[Start of section]
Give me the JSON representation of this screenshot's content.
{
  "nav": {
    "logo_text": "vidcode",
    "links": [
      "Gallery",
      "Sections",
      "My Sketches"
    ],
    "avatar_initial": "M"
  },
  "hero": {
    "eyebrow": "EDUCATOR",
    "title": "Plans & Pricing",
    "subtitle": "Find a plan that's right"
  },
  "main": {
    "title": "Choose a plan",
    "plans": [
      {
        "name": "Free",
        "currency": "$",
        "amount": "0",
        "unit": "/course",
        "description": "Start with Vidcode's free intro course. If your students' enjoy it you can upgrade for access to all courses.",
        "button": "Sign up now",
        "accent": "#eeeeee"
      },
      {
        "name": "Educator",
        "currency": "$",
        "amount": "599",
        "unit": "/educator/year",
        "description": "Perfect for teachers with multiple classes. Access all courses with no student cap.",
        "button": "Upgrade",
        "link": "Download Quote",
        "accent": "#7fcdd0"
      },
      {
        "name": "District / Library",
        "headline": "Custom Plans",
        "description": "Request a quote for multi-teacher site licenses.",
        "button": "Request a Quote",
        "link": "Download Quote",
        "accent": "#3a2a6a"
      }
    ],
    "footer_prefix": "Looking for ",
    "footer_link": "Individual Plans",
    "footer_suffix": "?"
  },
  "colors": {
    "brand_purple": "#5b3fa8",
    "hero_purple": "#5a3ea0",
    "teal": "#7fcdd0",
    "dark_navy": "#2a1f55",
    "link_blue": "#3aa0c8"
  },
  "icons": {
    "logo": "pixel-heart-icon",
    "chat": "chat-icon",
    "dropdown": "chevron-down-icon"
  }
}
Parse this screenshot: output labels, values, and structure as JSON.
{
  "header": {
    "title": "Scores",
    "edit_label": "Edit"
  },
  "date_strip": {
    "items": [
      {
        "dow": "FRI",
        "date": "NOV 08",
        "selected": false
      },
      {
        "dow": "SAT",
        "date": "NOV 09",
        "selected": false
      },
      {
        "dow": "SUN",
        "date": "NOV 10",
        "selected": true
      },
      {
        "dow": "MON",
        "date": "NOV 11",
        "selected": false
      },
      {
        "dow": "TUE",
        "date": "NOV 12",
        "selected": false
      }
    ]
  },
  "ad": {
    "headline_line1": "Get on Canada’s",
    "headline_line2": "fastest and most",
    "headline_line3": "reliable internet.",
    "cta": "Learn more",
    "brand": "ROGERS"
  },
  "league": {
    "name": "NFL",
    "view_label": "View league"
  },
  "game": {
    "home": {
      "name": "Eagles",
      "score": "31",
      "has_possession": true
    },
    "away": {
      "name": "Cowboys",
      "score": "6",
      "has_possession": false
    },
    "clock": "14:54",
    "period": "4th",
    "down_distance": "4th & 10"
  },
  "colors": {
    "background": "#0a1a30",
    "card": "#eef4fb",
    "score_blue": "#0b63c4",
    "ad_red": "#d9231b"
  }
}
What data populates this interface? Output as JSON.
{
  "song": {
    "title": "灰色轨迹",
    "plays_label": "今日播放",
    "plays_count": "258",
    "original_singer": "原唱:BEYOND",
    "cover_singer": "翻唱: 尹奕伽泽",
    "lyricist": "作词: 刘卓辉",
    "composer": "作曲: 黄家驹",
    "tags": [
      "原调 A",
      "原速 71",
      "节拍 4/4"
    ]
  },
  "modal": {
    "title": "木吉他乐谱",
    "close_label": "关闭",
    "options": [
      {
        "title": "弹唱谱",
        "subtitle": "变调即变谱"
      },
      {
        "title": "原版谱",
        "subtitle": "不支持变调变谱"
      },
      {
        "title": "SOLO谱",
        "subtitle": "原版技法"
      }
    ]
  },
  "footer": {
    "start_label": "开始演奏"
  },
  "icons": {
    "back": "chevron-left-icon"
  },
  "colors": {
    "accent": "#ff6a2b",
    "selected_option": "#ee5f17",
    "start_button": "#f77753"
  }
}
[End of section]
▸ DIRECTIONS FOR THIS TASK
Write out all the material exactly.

▸ EXPECTED OUTPUT
Give me the JSON representation of this screenshot's content.
{
  "nav": {
    "logo_text": "vidcode",
    "links": [
      "Gallery",
      "Sections",
      "My Sketches"
    ],
    "avatar_initial": "M"
  },
  "hero": {
    "eyebrow": "EDUCATOR",
    "title": "Plans & Pricing",
    "subtitle": "Find a plan that's right"
  },
  "main": {
    "title": "Choose a plan",
    "plans": [
      {
        "name": "Free",
        "currency": "$",
        "amount": "0",
        "unit": "/course",
        "description": "Start with Vidcode's free intro course. If your students' enjoy it you can upgrade for access to all courses.",
        "button": "Sign up now",
        "accent": "#eeeeee"
      },
      {
        "name": "Educator",
        "currency": "$",
        "amount": "599",
        "unit": "/educator/year",
        "description": "Perfect for teachers with multiple classes. Access all courses with no student cap.",
        "button": "Upgrade",
        "link": "Download Quote",
        "accent": "#7fcdd0"
      },
      {
        "name": "District / Library",
        "headline": "Custom Plans",
        "description": "Request a quote for multi-teacher site licenses.",
        "button": "Request a Quote",
        "link": "Download Quote",
        "accent": "#3a2a6a"
      }
    ],
    "footer_prefix": "Looking for ",
    "footer_link": "Individual Plans",
    "footer_suffix": "?"
  },
  "colors": {
    "brand_purple": "#5b3fa8",
    "hero_purple": "#5a3ea0",
    "teal": "#7fcdd0",
    "dark_navy": "#2a1f55",
    "link_blue": "#3aa0c8"
  },
  "icons": {
    "logo": "pixel-heart-icon",
    "chat": "chat-icon",
    "dropdown": "chevron-down-icon"
  }
}
Parse this screenshot: output labels, values, and structure as JSON.
{
  "header": {
    "title": "Scores",
    "edit_label": "Edit"
  },
  "date_strip": {
    "items": [
      {
        "dow": "FRI",
        "date": "NOV 08",
        "selected": false
      },
      {
        "dow": "SAT",
        "date": "NOV 09",
        "selected": false
      },
      {
        "dow": "SUN",
        "date": "NOV 10",
        "selected": true
      },
      {
        "dow": "MON",
        "date": "NOV 11",
        "selected": false
      },
      {
        "dow": "TUE",
        "date": "NOV 12",
        "selected": false
      }
    ]
  },
  "ad": {
    "headline_line1": "Get on Canada’s",
    "headline_line2": "fastest and most",
    "headline_line3": "reliable internet.",
    "cta": "Learn more",
    "brand": "ROGERS"
  },
  "league": {
    "name": "NFL",
    "view_label": "View league"
  },
  "game": {
    "home": {
      "name": "Eagles",
      "score": "31",
      "has_possession": true
    },
    "away": {
      "name": "Cowboys",
      "score": "6",
      "has_possession": false
    },
    "clock": "14:54",
    "period": "4th",
    "down_distance": "4th & 10"
  },
  "colors": {
    "background": "#0a1a30",
    "card": "#eef4fb",
    "score_blue": "#0b63c4",
    "ad_red": "#d9231b"
  }
}
What data populates this interface? Output as JSON.
{
  "song": {
    "title": "灰色轨迹",
    "plays_label": "今日播放",
    "plays_count": "258",
    "original_singer": "原唱:BEYOND",
    "cover_singer": "翻唱: 尹奕伽泽",
    "lyricist": "作词: 刘卓辉",
    "composer": "作曲: 黄家驹",
    "tags": [
      "原调 A",
      "原速 71",
      "节拍 4/4"
    ]
  },
  "modal": {
    "title": "木吉他乐谱",
    "close_label": "关闭",
    "options": [
      {
        "title": "弹唱谱",
        "subtitle": "变调即变谱"
      },
      {
        "title": "原版谱",
        "subtitle": "不支持变调变谱"
      },
      {
        "title": "SOLO谱",
        "subtitle": "原版技法"
      }
    ]
  },
  "footer": {
    "start_label": "开始演奏"
  },
  "icons": {
    "back": "chevron-left-icon"
  },
  "colors": {
    "accent": "#ff6a2b",
    "selected_option": "#ee5f17",
    "start_button": "#f77753"
  }
}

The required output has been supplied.